Brown, who turns 30 in October, signed as a free agent in 2017. Releasing Brown, a starting inside linebacker the last two seasons, saved Washington $5.75 million toward the 2019 salary cap. The ex-Bill was leading the league in tackles before a late-season injury slowed him down in 2017.

Washington re-signed Brown to a three-year free agent contract last March. He dealt with an oblique injury much of last season.

McGee, who signed a 5-year, $25 million contract in 2017, missed a chunk of 2018 with an abdominal injury. He was also buried on the depth chart behind Jonathan Allen, Daron Payne, Matt Ioannidis and Tim Settle. His release saved another $4.675 million.

On the surface, the justification for both moves seems obvious. The Redskins rank 22nd in available salary cap space ($16.7 million) even after the recent activity, according to the website Over The Cap, with several roster holes remaining.

Williams pushed back on such finances-first thinking.

“That was not a salary cap move. That was a business decision, a team decision,” Williams stated.

He continued.

“You got to look at this from our team and if you notice, players got cut all over the league yesterday. Number one, you give a guy a chance this early to catch on somewhere else. Because No. 1 you look at your football team, where do they fit on your football team? Do they fit your football team?

“You can't just carry a guy just because he was on your team. Somewhere along the line, you've got to make some tough choices.”

Let’s discuss that decision with Brown.

Williams spoke truth when he said this wasn’t a salary cap decision.

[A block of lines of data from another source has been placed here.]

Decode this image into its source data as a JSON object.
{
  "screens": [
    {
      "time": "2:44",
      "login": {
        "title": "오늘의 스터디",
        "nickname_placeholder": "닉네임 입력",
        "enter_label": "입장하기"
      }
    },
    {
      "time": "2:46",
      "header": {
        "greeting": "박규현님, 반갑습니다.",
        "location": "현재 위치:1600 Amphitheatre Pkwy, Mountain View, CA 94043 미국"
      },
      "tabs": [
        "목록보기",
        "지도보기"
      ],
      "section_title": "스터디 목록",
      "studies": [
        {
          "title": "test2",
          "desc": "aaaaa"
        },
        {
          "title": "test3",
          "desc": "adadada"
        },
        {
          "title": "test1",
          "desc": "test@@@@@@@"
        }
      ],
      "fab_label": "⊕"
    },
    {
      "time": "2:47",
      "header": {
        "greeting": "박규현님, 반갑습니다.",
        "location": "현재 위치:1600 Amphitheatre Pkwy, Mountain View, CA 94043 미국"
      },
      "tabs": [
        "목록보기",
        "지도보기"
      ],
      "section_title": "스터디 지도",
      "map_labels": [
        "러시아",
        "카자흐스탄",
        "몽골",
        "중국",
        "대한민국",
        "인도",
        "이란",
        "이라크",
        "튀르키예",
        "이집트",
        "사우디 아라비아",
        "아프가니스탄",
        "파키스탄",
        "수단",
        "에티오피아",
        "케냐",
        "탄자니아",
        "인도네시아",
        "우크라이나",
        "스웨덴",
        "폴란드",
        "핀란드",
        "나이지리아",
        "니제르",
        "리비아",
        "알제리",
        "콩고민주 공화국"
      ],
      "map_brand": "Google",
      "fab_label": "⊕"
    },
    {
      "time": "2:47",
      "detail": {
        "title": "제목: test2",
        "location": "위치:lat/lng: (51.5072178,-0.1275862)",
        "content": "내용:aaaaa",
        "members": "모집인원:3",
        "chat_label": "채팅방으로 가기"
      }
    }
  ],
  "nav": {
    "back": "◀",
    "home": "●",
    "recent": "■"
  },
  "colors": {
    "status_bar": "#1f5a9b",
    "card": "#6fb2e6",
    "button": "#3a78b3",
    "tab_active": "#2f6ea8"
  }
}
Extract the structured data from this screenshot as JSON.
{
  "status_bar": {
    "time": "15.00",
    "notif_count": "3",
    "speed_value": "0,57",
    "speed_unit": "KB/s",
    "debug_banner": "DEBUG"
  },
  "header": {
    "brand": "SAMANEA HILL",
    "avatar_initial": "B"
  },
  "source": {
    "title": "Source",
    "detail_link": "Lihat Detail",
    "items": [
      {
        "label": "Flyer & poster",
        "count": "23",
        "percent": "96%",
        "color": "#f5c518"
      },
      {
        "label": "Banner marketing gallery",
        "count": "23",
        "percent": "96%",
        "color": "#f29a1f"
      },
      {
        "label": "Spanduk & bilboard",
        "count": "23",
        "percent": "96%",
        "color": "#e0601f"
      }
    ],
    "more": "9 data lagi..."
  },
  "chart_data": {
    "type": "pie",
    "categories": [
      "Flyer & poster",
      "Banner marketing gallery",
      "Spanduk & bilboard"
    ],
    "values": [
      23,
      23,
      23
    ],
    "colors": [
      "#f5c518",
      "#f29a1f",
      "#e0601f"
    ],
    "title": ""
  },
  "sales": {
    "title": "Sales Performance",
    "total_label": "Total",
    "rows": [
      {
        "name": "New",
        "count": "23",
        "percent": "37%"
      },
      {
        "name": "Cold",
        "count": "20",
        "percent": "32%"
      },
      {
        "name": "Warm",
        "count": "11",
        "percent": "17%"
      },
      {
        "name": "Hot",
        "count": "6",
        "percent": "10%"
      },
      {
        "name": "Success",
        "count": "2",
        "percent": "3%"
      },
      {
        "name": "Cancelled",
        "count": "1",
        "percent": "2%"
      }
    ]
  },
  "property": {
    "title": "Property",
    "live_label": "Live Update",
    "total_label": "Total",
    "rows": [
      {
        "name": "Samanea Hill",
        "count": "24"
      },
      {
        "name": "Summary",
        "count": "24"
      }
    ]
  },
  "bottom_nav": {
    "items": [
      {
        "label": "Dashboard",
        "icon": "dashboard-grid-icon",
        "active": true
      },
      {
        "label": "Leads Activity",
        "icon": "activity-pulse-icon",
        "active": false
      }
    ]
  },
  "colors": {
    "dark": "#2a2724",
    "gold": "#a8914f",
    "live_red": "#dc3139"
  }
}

Coach Jay Gruden benched Brown late last season amid overall defensive struggles even when the linebacker returned from an illness that cost Brown some practice time. "You see the writing on the wall,” Brown said at the time.

The combination of inconsistencies in the run and pass game and, according to sources throughout Brown’s time in Washington, communication issues with the coaching staff and teammates fueled the decision. Claiming Reuben Foster off waivers in December provided a potential replacement option.

The Redskins have additional tough choices on deck.

“We haven’t discussed the salary cap thing. All we discussed right now is football players,” Williams said of his conversations with team president Bruce Allen and salary cap guru Eric Schaeffer. “Free agency is still open. There are going to be some guys that are going to cut. … There are some guys that haven’t been approached yet. We’re still talking to some guys. We’re just going to have to wait and see what happens in the next couple, three days.”